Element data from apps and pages
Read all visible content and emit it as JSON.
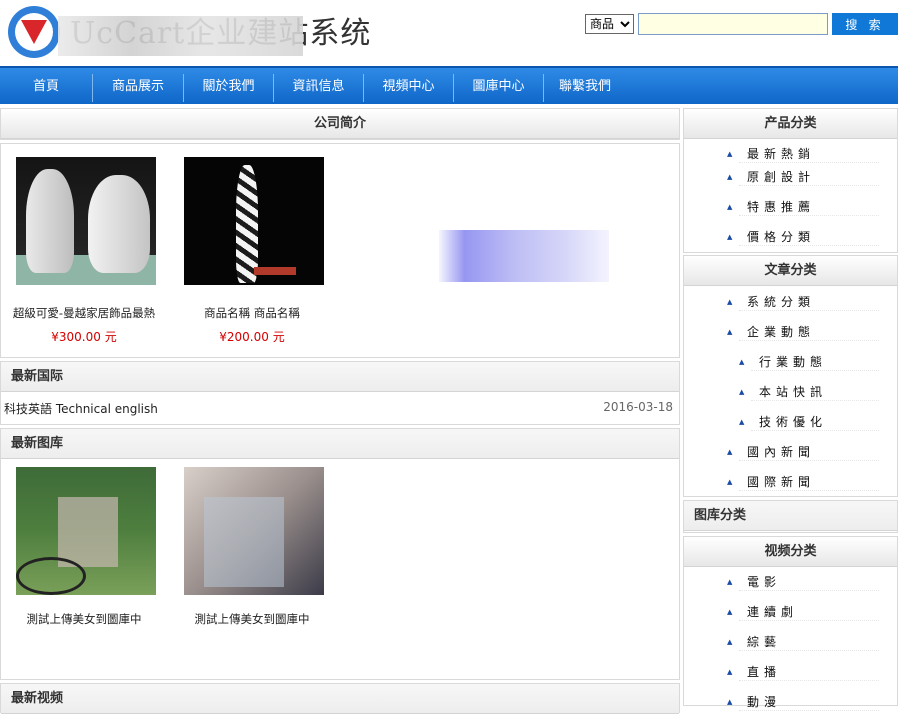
{
  "header": {
    "site_title": "UcCart企业建站系统",
    "search_option": "商品",
    "search_value": "",
    "search_button": "搜 索"
  },
  "nav": [
    "首頁",
    "商品展示",
    "關於我們",
    "資訊信息",
    "視頻中心",
    "圖庫中心",
    "聯繫我們"
  ],
  "main": {
    "company_intro": {
      "title": "公司简介",
      "products": [
        {
          "name": "超級可愛-曼越家居飾品最熱",
          "price": "¥300.00 元"
        },
        {
          "name": "商品名稱 商品名稱",
          "price": "¥200.00 元"
        }
      ]
    },
    "latest_international": {
      "title": "最新国际",
      "items": [
        {
          "title": "科技英語 Technical english",
          "date": "2016-03-18"
        }
      ]
    },
    "latest_gallery": {
      "title": "最新图库",
      "items": [
        {
          "caption": "測試上傳美女到圖庫中"
        },
        {
          "caption": "測試上傳美女到圖庫中"
        }
      ]
    },
    "latest_video": {
      "title": "最新视频"
    }
  },
  "sidebar": {
    "product_categories": {
      "title": "产品分类",
      "items": [
        "最新熱銷",
        "原創設計",
        "特惠推薦",
        "價格分類"
      ]
    },
    "article_categories": {
      "title": "文章分类",
      "items": [
        "系統分類",
        "企業動態",
        "行業動態",
        "本站快訊",
        "技術優化",
        "國內新聞",
        "國際新聞"
      ]
    },
    "gallery_categories": {
      "title": "图库分类"
    },
    "video_categories": {
      "title": "视频分类",
      "items": [
        "電影",
        "連續劇",
        "綜藝",
        "直播",
        "動漫"
      ]
    }
  },
  "colors": {
    "nav_bg": "#1874d5",
    "price": "#d40000",
    "button": "#1079d8"
  }
}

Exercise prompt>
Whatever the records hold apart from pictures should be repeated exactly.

Result>
Read all visible content and emit it as JSON.
{
  "header": {
    "site_title": "UcCart企业建站系统",
    "search_option": "商品",
    "search_value": "",
    "search_button": "搜 索"
  },
  "nav": [
    "首頁",
    "商品展示",
    "關於我們",
    "資訊信息",
    "視頻中心",
    "圖庫中心",
    "聯繫我們"
  ],
  "main": {
    "company_intro": {
      "title": "公司简介",
      "products": [
        {
          "name": "超級可愛-曼越家居飾品最熱",
          "price": "¥300.00 元"
        },
        {
          "name": "商品名稱 商品名稱",
          "price": "¥200.00 元"
        }
      ]
    },
    "latest_international": {
      "title": "最新国际",
      "items": [
        {
          "title": "科技英語 Technical english",
          "date": "2016-03-18"
        }
      ]
    },
    "latest_gallery": {
      "title": "最新图库",
      "items": [
        {
          "caption": "測試上傳美女到圖庫中"
        },
        {
          "caption": "測試上傳美女到圖庫中"
        }
      ]
    },
    "latest_video": {
      "title": "最新视频"
    }
  },
  "sidebar": {
    "product_categories": {
      "title": "产品分类",
      "items": [
        "最新熱銷",
        "原創設計",
        "特惠推薦",
        "價格分類"
      ]
    },
    "article_categories": {
      "title": "文章分类",
      "items": [
        "系統分類",
        "企業動態",
        "行業動態",
        "本站快訊",
        "技術優化",
        "國內新聞",
        "國際新聞"
      ]
    },
    "gallery_categories": {
      "title": "图库分类"
    },
    "video_categories": {
      "title": "视频分类",
      "items": [
        "電影",
        "連續劇",
        "綜藝",
        "直播",
        "動漫"
      ]
    }
  },
  "colors": {
    "nav_bg": "#1874d5",
    "price": "#d40000",
    "button": "#1079d8"
  }
}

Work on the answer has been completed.